• [PROBLEM STATEMENT]
Leave the images out. Give every line below again, precisely.

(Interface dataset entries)
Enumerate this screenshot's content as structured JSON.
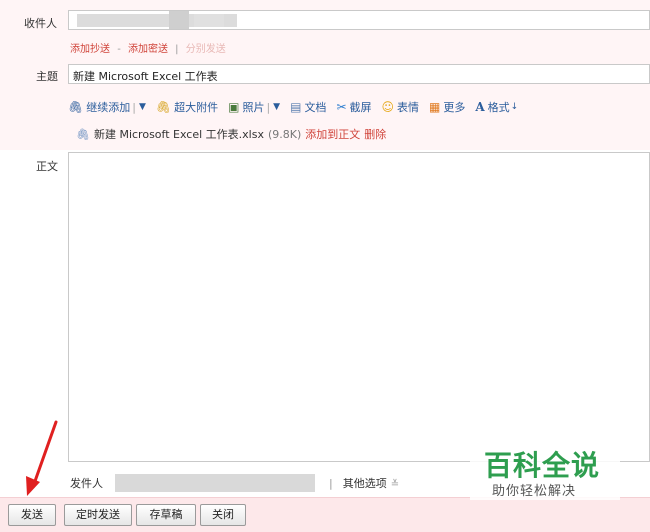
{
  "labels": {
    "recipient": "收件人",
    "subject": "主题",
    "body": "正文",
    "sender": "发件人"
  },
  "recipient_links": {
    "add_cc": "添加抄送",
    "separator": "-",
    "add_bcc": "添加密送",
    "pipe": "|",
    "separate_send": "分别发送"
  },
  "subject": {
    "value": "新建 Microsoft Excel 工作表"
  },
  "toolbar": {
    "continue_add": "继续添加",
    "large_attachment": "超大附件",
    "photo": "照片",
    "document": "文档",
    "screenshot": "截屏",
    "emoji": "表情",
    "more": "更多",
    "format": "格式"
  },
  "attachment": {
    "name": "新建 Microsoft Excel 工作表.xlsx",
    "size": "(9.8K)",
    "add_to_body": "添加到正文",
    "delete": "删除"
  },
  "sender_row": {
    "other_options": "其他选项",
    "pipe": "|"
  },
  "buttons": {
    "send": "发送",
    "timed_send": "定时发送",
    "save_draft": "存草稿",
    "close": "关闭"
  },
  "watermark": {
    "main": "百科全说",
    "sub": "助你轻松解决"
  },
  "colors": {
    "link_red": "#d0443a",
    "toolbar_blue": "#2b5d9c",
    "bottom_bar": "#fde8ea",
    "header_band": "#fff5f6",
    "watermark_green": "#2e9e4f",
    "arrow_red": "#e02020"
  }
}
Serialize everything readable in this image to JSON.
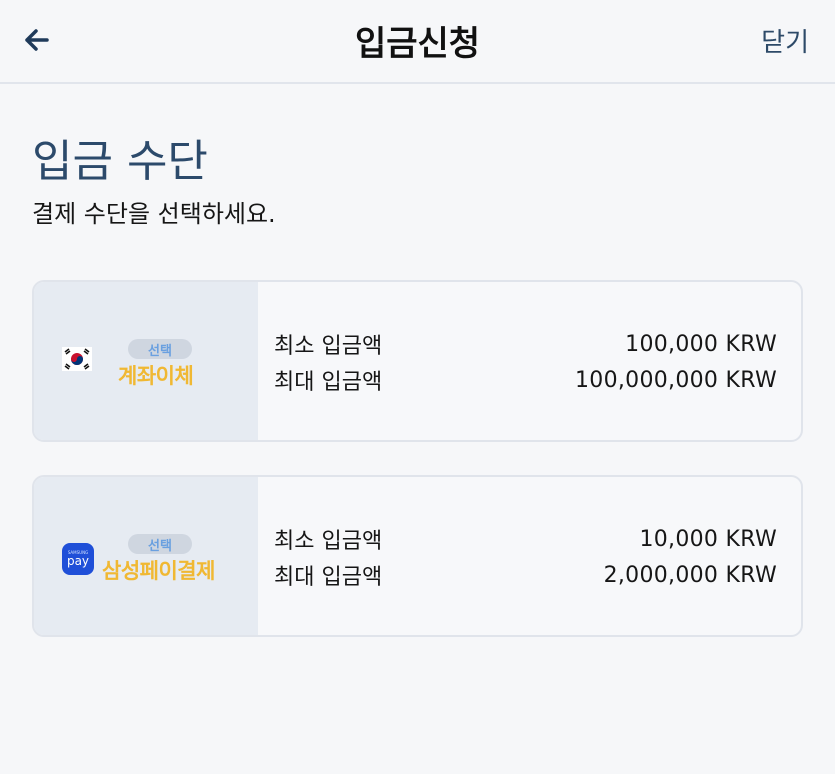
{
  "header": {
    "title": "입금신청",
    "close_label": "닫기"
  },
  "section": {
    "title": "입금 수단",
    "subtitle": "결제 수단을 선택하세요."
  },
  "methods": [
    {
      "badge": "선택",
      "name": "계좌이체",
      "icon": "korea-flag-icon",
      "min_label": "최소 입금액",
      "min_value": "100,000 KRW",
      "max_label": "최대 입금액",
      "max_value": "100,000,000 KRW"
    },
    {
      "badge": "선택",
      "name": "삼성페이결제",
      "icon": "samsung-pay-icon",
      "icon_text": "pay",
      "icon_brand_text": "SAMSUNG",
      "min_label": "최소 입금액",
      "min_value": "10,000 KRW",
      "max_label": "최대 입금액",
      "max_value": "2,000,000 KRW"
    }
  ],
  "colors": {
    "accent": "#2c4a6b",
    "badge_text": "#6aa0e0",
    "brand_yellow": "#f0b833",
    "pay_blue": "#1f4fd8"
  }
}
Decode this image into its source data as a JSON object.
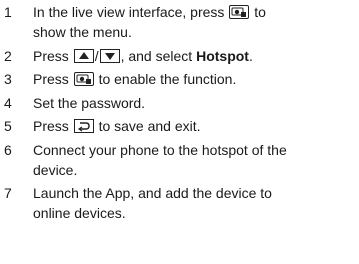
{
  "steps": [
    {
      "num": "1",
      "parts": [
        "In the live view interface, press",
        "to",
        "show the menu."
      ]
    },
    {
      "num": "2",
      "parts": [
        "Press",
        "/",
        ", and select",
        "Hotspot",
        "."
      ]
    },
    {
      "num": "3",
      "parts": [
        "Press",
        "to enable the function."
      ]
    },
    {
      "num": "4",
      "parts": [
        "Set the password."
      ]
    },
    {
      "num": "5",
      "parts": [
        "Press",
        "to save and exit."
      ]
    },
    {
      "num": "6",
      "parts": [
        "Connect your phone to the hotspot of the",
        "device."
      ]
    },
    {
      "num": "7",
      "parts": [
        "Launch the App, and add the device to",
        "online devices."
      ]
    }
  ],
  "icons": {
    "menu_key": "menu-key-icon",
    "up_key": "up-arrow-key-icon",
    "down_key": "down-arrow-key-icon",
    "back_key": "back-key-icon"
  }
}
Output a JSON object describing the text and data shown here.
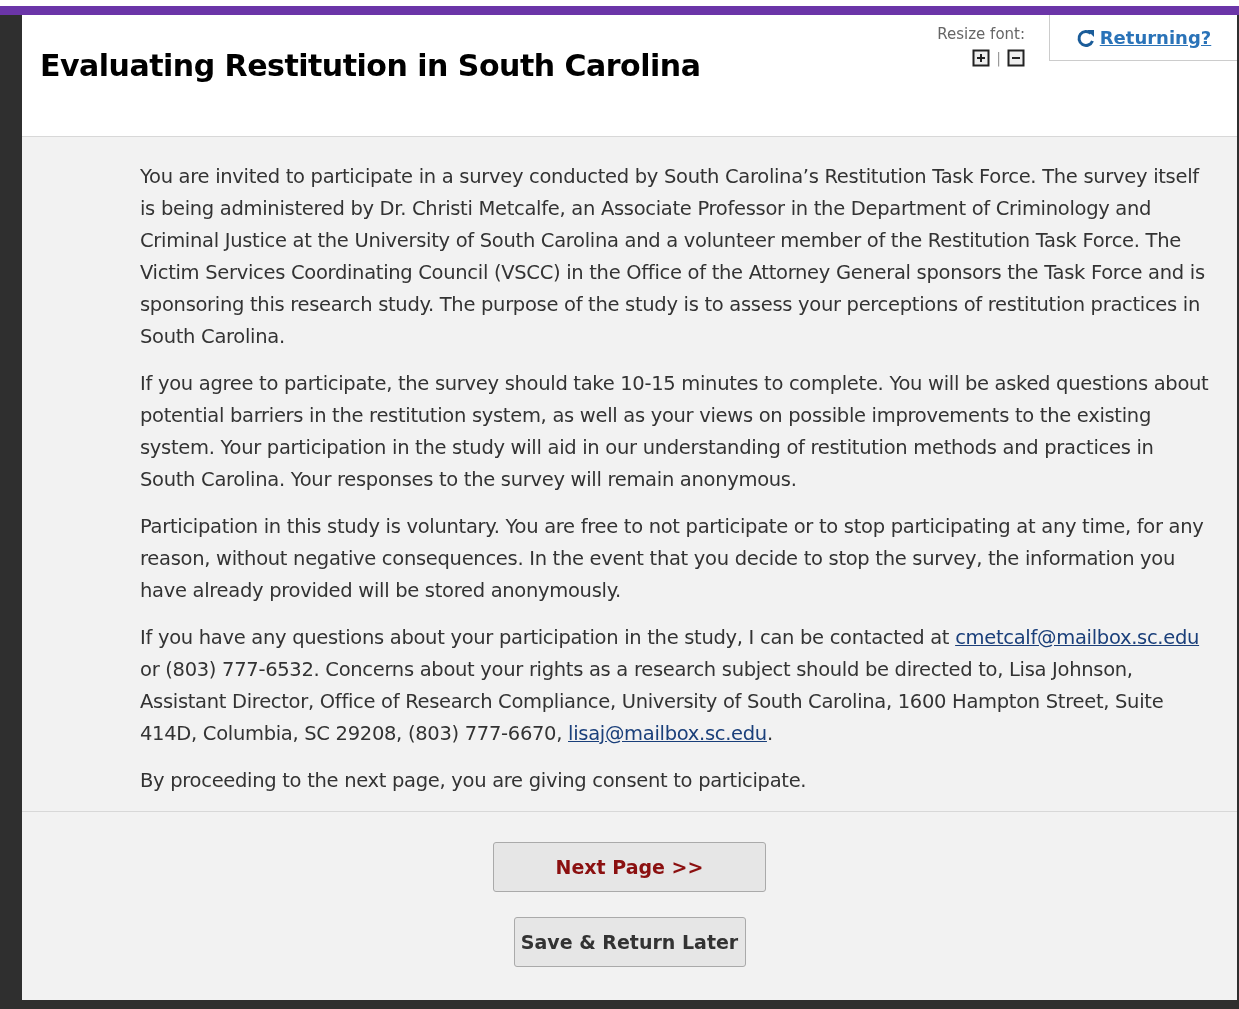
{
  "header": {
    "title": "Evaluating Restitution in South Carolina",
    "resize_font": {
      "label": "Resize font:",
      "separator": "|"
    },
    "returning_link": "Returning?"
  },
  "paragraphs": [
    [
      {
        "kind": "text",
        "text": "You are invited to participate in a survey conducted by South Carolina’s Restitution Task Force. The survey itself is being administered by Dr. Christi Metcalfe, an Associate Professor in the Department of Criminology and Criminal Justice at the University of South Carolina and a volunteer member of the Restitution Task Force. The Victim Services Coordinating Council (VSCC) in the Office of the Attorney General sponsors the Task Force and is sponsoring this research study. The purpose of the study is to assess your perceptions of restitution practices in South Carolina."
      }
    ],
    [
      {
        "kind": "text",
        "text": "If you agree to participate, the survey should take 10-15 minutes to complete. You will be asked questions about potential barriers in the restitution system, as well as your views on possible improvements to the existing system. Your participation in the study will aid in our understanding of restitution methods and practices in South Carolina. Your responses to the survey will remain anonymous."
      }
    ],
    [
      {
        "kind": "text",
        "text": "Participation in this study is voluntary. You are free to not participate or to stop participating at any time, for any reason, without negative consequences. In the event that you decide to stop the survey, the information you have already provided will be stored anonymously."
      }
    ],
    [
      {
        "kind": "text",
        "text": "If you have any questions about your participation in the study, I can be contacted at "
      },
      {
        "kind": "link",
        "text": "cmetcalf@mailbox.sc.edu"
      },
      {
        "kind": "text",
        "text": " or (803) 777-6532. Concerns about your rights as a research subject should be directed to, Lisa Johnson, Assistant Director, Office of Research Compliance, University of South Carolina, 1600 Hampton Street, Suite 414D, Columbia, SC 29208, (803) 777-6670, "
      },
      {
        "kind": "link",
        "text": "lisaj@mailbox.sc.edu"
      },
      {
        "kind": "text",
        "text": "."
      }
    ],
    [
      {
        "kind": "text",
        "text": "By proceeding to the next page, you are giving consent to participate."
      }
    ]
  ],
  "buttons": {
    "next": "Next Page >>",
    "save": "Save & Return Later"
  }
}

• [RESULT OF THIS EXERCISE]
Enumerate this screenshot's content as structured JSON.
{
  "labels": {
    "recipient": "收件人",
    "subject": "主题",
    "body": "正文",
    "sender": "发件人"
  },
  "recipient_links": {
    "add_cc": "添加抄送",
    "separator": "-",
    "add_bcc": "添加密送",
    "pipe": "|",
    "separate_send": "分别发送"
  },
  "subject": {
    "value": "新建 Microsoft Excel 工作表"
  },
  "toolbar": {
    "continue_add": "继续添加",
    "large_attachment": "超大附件",
    "photo": "照片",
    "document": "文档",
    "screenshot": "截屏",
    "emoji": "表情",
    "more": "更多",
    "format": "格式"
  },
  "attachment": {
    "name": "新建 Microsoft Excel 工作表.xlsx",
    "size": "(9.8K)",
    "add_to_body": "添加到正文",
    "delete": "删除"
  },
  "sender_row": {
    "other_options": "其他选项",
    "pipe": "|"
  },
  "buttons": {
    "send": "发送",
    "timed_send": "定时发送",
    "save_draft": "存草稿",
    "close": "关闭"
  },
  "watermark": {
    "main": "百科全说",
    "sub": "助你轻松解决"
  },
  "colors": {
    "link_red": "#d0443a",
    "toolbar_blue": "#2b5d9c",
    "bottom_bar": "#fde8ea",
    "header_band": "#fff5f6",
    "watermark_green": "#2e9e4f",
    "arrow_red": "#e02020"
  }
}
Serialize everything readable in this image to JSON.
{
  "header": {
    "title": "입금신청",
    "close_label": "닫기"
  },
  "section": {
    "title": "입금 수단",
    "subtitle": "결제 수단을 선택하세요."
  },
  "methods": [
    {
      "badge": "선택",
      "name": "계좌이체",
      "icon": "korea-flag-icon",
      "min_label": "최소 입금액",
      "min_value": "100,000 KRW",
      "max_label": "최대 입금액",
      "max_value": "100,000,000 KRW"
    },
    {
      "badge": "선택",
      "name": "삼성페이결제",
      "icon": "samsung-pay-icon",
      "icon_text": "pay",
      "icon_brand_text": "SAMSUNG",
      "min_label": "최소 입금액",
      "min_value": "10,000 KRW",
      "max_label": "최대 입금액",
      "max_value": "2,000,000 KRW"
    }
  ],
  "colors": {
    "accent": "#2c4a6b",
    "badge_text": "#6aa0e0",
    "brand_yellow": "#f0b833",
    "pay_blue": "#1f4fd8"
  }
}
Decode this image into its source data as a JSON object.
{
  "steps": [
    {
      "num": "1",
      "parts": [
        "In the live view interface, press",
        "to",
        "show the menu."
      ]
    },
    {
      "num": "2",
      "parts": [
        "Press",
        "/",
        ", and select",
        "Hotspot",
        "."
      ]
    },
    {
      "num": "3",
      "parts": [
        "Press",
        "to enable the function."
      ]
    },
    {
      "num": "4",
      "parts": [
        "Set the password."
      ]
    },
    {
      "num": "5",
      "parts": [
        "Press",
        "to save and exit."
      ]
    },
    {
      "num": "6",
      "parts": [
        "Connect your phone to the hotspot of the",
        "device."
      ]
    },
    {
      "num": "7",
      "parts": [
        "Launch the App, and add the device to",
        "online devices."
      ]
    }
  ],
  "icons": {
    "menu_key": "menu-key-icon",
    "up_key": "up-arrow-key-icon",
    "down_key": "down-arrow-key-icon",
    "back_key": "back-key-icon"
  }
}
Output a JSON object describing the text and data shown here.
{
  "header": {
    "title": "Evaluating Restitution in South Carolina",
    "resize_font": {
      "label": "Resize font:",
      "separator": "|"
    },
    "returning_link": "Returning?"
  },
  "paragraphs": [
    [
      {
        "kind": "text",
        "text": "You are invited to participate in a survey conducted by South Carolina’s Restitution Task Force. The survey itself is being administered by Dr. Christi Metcalfe, an Associate Professor in the Department of Criminology and Criminal Justice at the University of South Carolina and a volunteer member of the Restitution Task Force. The Victim Services Coordinating Council (VSCC) in the Office of the Attorney General sponsors the Task Force and is sponsoring this research study. The purpose of the study is to assess your perceptions of restitution practices in South Carolina."
      }
    ],
    [
      {
        "kind": "text",
        "text": "If you agree to participate, the survey should take 10-15 minutes to complete. You will be asked questions about potential barriers in the restitution system, as well as your views on possible improvements to the existing system. Your participation in the study will aid in our understanding of restitution methods and practices in South Carolina. Your responses to the survey will remain anonymous."
      }
    ],
    [
      {
        "kind": "text",
        "text": "Participation in this study is voluntary. You are free to not participate or to stop participating at any time, for any reason, without negative consequences. In the event that you decide to stop the survey, the information you have already provided will be stored anonymously."
      }
    ],
    [
      {
        "kind": "text",
        "text": "If you have any questions about your participation in the study, I can be contacted at "
      },
      {
        "kind": "link",
        "text": "cmetcalf@mailbox.sc.edu"
      },
      {
        "kind": "text",
        "text": " or (803) 777-6532. Concerns about your rights as a research subject should be directed to, Lisa Johnson, Assistant Director, Office of Research Compliance, University of South Carolina, 1600 Hampton Street, Suite 414D, Columbia, SC 29208, (803) 777-6670, "
      },
      {
        "kind": "link",
        "text": "lisaj@mailbox.sc.edu"
      },
      {
        "kind": "text",
        "text": "."
      }
    ],
    [
      {
        "kind": "text",
        "text": "By proceeding to the next page, you are giving consent to participate."
      }
    ]
  ],
  "buttons": {
    "next": "Next Page >>",
    "save": "Save & Return Later"
  }
}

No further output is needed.